• Exercise requirements:
A verbatim copy of the records is required, with all pictures left out.

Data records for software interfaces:
------------------------------------

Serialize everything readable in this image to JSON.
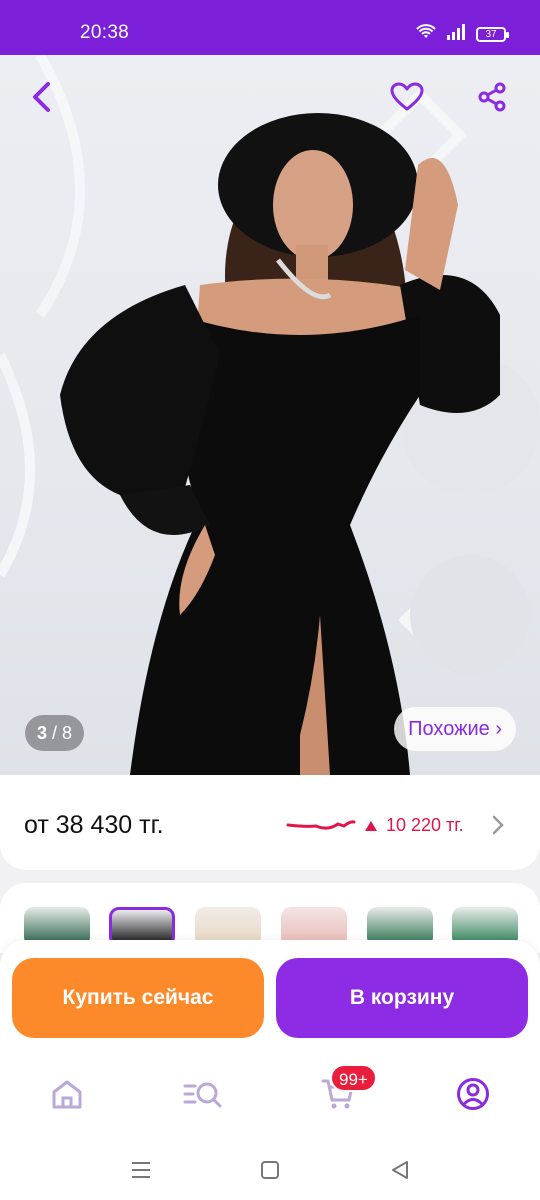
{
  "status": {
    "time": "20:38",
    "battery": "37"
  },
  "gallery": {
    "current": "3",
    "total": "/ 8",
    "similar_label": "Похожие ›"
  },
  "price": {
    "main": "от 38 430 тг.",
    "delta": "10 220 тг.",
    "delta_direction": "up",
    "accent": "#e1154a"
  },
  "variants": {
    "count": 6,
    "selected_index": 1,
    "colors": [
      "#1f5a44",
      "#141414",
      "#e8d6c2",
      "#e9b9b4",
      "#1f6d46",
      "#237a4f"
    ]
  },
  "actions": {
    "buy_now": "Купить сейчас",
    "add_to_cart": "В корзину",
    "buy_color": "#fd8a2a",
    "cart_color": "#8e2be4"
  },
  "tabbar": {
    "icons": [
      "home-icon",
      "catalog-search-icon",
      "cart-icon",
      "profile-icon"
    ],
    "cart_badge": "99+"
  },
  "brand": {
    "primary": "#7b1fd8"
  }
}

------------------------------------

• Output below:
Serialize everything readable in this image to JSON.
{
  "status": {
    "time": "20:38",
    "battery": "37"
  },
  "gallery": {
    "current": "3",
    "total": "/ 8",
    "similar_label": "Похожие ›"
  },
  "price": {
    "main": "от 38 430 тг.",
    "delta": "10 220 тг.",
    "delta_direction": "up",
    "accent": "#e1154a"
  },
  "variants": {
    "count": 6,
    "selected_index": 1,
    "colors": [
      "#1f5a44",
      "#141414",
      "#e8d6c2",
      "#e9b9b4",
      "#1f6d46",
      "#237a4f"
    ]
  },
  "actions": {
    "buy_now": "Купить сейчас",
    "add_to_cart": "В корзину",
    "buy_color": "#fd8a2a",
    "cart_color": "#8e2be4"
  },
  "tabbar": {
    "icons": [
      "home-icon",
      "catalog-search-icon",
      "cart-icon",
      "profile-icon"
    ],
    "cart_badge": "99+"
  },
  "brand": {
    "primary": "#7b1fd8"
  }
}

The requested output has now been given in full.